Assignment
Every record below is to be retyped exactly.

Task inputs
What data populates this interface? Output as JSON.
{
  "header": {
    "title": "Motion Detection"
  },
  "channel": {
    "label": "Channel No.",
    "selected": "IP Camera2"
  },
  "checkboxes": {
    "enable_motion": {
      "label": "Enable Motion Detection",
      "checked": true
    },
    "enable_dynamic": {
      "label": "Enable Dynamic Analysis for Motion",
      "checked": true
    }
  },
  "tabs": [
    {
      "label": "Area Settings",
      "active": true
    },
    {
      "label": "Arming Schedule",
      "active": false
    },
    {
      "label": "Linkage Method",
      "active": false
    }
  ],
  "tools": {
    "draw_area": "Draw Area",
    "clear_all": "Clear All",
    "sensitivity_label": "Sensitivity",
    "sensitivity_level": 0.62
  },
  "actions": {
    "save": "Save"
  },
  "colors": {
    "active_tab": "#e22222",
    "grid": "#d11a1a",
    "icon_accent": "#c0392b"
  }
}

Written response
What data populates this interface? Output as JSON.
{
  "header": {
    "title": "Motion Detection"
  },
  "channel": {
    "label": "Channel No.",
    "selected": "IP Camera2"
  },
  "checkboxes": {
    "enable_motion": {
      "label": "Enable Motion Detection",
      "checked": true
    },
    "enable_dynamic": {
      "label": "Enable Dynamic Analysis for Motion",
      "checked": true
    }
  },
  "tabs": [
    {
      "label": "Area Settings",
      "active": true
    },
    {
      "label": "Arming Schedule",
      "active": false
    },
    {
      "label": "Linkage Method",
      "active": false
    }
  ],
  "tools": {
    "draw_area": "Draw Area",
    "clear_all": "Clear All",
    "sensitivity_label": "Sensitivity",
    "sensitivity_level": 0.62
  },
  "actions": {
    "save": "Save"
  },
  "colors": {
    "active_tab": "#e22222",
    "grid": "#d11a1a",
    "icon_accent": "#c0392b"
  }
}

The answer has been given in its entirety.